If you don’t have time for social media, outsourcing it is a good solution. But there are caveats. You have to do it wisely.
Time. Time is money. We’ve heard it all of our lives. In business we also talk about sweat equity. It’s a real thing. Yes, if you don’t have money, you may have time. But at some point you will have to evaluate how you spend your time.
I wrote extensively about why outsourcing is financially advantageous here. In this post, I’d like to discuss some common misconceptions or thoughts I hear about social.
“My team would be good at social media if they weren’t busy.”
There are a few things wrong with this statement.
Firstly, it presumes that social media is a low-level skill that anyone can learn. In many ways, it can be learned. But more about that later.
Secondly, social media isn’t a team sport. Not to say you don’t work with a team, but committees are where social posts go to die — or never have a chance at life at all.
Thirdly, I absolutely believe that your team could be excellent at some parts of social media. In fact, my preference is to teach social media, rather than do it for you. Why? Because no one knows your business like you.
Great. So now we’ve decided you could be good.
Either you get training for them to do it or you outsource it to an agency like mine.
If you train your team to do social media, you will be taking them away from their primary duty. Does it make sense for a CEO or Manager to tweet?
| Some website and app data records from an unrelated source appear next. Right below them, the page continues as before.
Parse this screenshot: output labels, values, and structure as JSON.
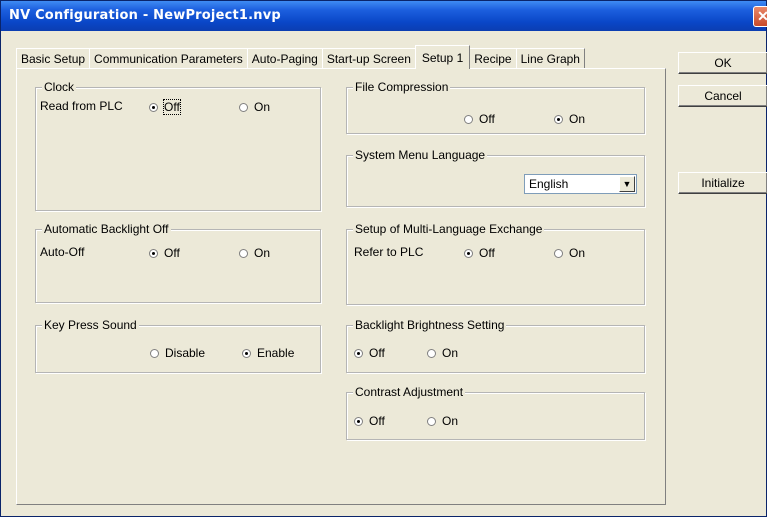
{
  "window": {
    "title": "NV Configuration - NewProject1.nvp",
    "close_glyph": "✕"
  },
  "tabs": [
    {
      "label": "Basic Setup"
    },
    {
      "label": "Communication Parameters"
    },
    {
      "label": "Auto-Paging"
    },
    {
      "label": "Start-up Screen"
    },
    {
      "label": "Setup 1",
      "active": true
    },
    {
      "label": "Recipe"
    },
    {
      "label": "Line Graph"
    }
  ],
  "clock": {
    "legend": "Clock",
    "label": "Read from PLC",
    "opt_off": "Off",
    "opt_on": "On",
    "selected": "Off"
  },
  "backlight_off": {
    "legend": "Automatic Backlight Off",
    "label": "Auto-Off",
    "opt_off": "Off",
    "opt_on": "On",
    "selected": "Off"
  },
  "key_press": {
    "legend": "Key Press Sound",
    "opt_disable": "Disable",
    "opt_enable": "Enable",
    "selected": "Enable"
  },
  "file_compression": {
    "legend": "File Compression",
    "opt_off": "Off",
    "opt_on": "On",
    "selected": "On"
  },
  "system_menu": {
    "legend": "System Menu Language",
    "value": "English"
  },
  "multi_language": {
    "legend": "Setup of Multi-Language Exchange",
    "label": "Refer to PLC",
    "opt_off": "Off",
    "opt_on": "On",
    "selected": "Off"
  },
  "brightness": {
    "legend": "Backlight Brightness Setting",
    "opt_off": "Off",
    "opt_on": "On",
    "selected": "Off"
  },
  "contrast": {
    "legend": "Contrast Adjustment",
    "opt_off": "Off",
    "opt_on": "On",
    "selected": "Off"
  },
  "buttons": {
    "ok": "OK",
    "cancel": "Cancel",
    "initialize": "Initialize"
  }
}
From a time and cost standpoint, no.
“Social Media is something everyone feels like they can chime in on.”
Yeah. No. So much no. A seven layer bean dip of no. That’s the snark version.
Seriously, viewing social media as a low-level skill is dismissive at best. It’s not data entry or factory line work. Even those jobs require skills that not everyone can excel at.
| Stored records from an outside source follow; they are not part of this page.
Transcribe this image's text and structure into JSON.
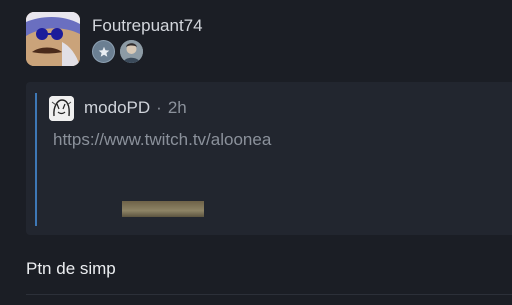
{
  "post": {
    "author": "Foutrepuant74",
    "badges": [
      {
        "icon": "star-badge-icon"
      },
      {
        "icon": "avatar-badge-icon"
      }
    ]
  },
  "quote": {
    "author": "modoPD",
    "separator": "·",
    "time": "2h",
    "link": "https://www.twitch.tv/aloonea"
  },
  "message": "Ptn de simp",
  "colors": {
    "background": "#1b1e25",
    "quote_background": "#22262f",
    "quote_bar": "#3e78b6",
    "muted_text": "#8b919b"
  }
}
When you don’t view a skill as an area of expertise, you don’t respect it as a profession. Sure, everyone has an iPhone, that’s not a qualifier.
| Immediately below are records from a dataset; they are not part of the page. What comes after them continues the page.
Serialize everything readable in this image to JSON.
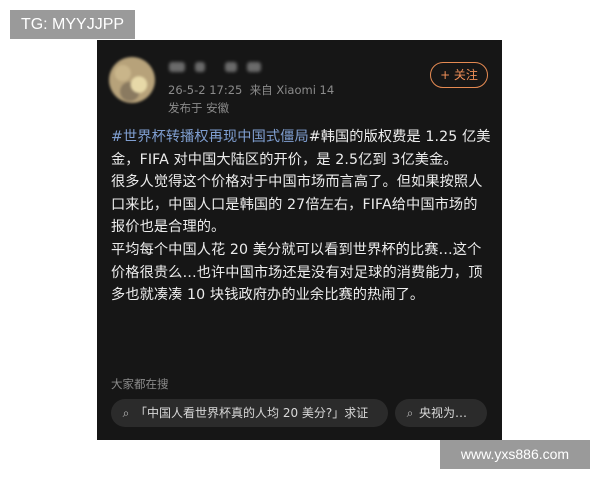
{
  "watermark_top": "TG: MYYJJPP",
  "watermark_bottom": "www.yxs886.com",
  "post": {
    "timestamp": "26-5-2 17:25",
    "device": "来自 Xiaomi 14",
    "location": "发布于 安徽",
    "follow_label": "+ 关注",
    "hashtag": "#世界杯转播权再现中国式僵局",
    "paragraph_1_rest": "#韩国的版权费是 1.25 亿美金，FIFA 对中国大陆区的开价，是 2.5亿到 3亿美金。",
    "paragraph_2": "很多人觉得这个价格对于中国市场而言高了。但如果按照人口来比，中国人口是韩国的 27倍左右，FIFA给中国市场的报价也是合理的。",
    "paragraph_3": "平均每个中国人花 20 美分就可以看到世界杯的比赛…这个价格很贵么…也许中国市场还是没有对足球的消费能力，顶多也就凑凑 10 块钱政府办的业余比赛的热闹了。"
  },
  "search_section": {
    "title": "大家都在搜",
    "suggestions": [
      {
        "icon": "search-icon",
        "text": "「中国人看世界杯真的人均 20 美分?」求证"
      },
      {
        "icon": "search-icon",
        "text": "央视为…"
      }
    ]
  },
  "colors": {
    "card_bg": "#161616",
    "hashtag": "#7f9ed0",
    "follow_accent": "#ef8f58",
    "pill_bg": "#2b2b2b"
  }
}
Social media isn’t just about posting. It’s about the who, what, when, where, why, and how of posting. It’s about timing. It’s about reading the audience. It’s about discernment. It’s about silence sometimes. It’s closer to comedy in many ways.Social media is about timing. It's about reading the audience. It's about discernment. It's about silence. It's closer to comedy in many ways. Click To Tweet
Social media requires basic understanding of psychology, tech, marketing, and copyrighting. It’s not for everyone.
“Social Media is a waste of time. It doesn’t work anyway.”
This one. I forget about this one all of the time. I could give example after example of how this isn’t true.
Here are some examples right off the top of my head.
- Amy Donohue donated her kidney because of a tweet. That was in 2011.
- Because of a video I created for Riggins Construction, they got a net profit of work from a single client in 2015 that paid for my salary for half a year.
- In September of 2015, one of our Thought House Franchise Development clients got four (yes, four) first-click leads from Twitter.
And this doesn’t include the people you meet (human ROI) or the knowledge that you learn from consuming content.
Social Media works if you work it.
Relationships are always valuable to business; especially if your business model relies upon referrals.
Being social in any venue, online or off, pays off if you are a kind, generous person. Your brand has an opportunity to present itself online as that person. Why wouldn’t you take that opportunity?
If you don’t have time to do it, outsource it. It’s that simple.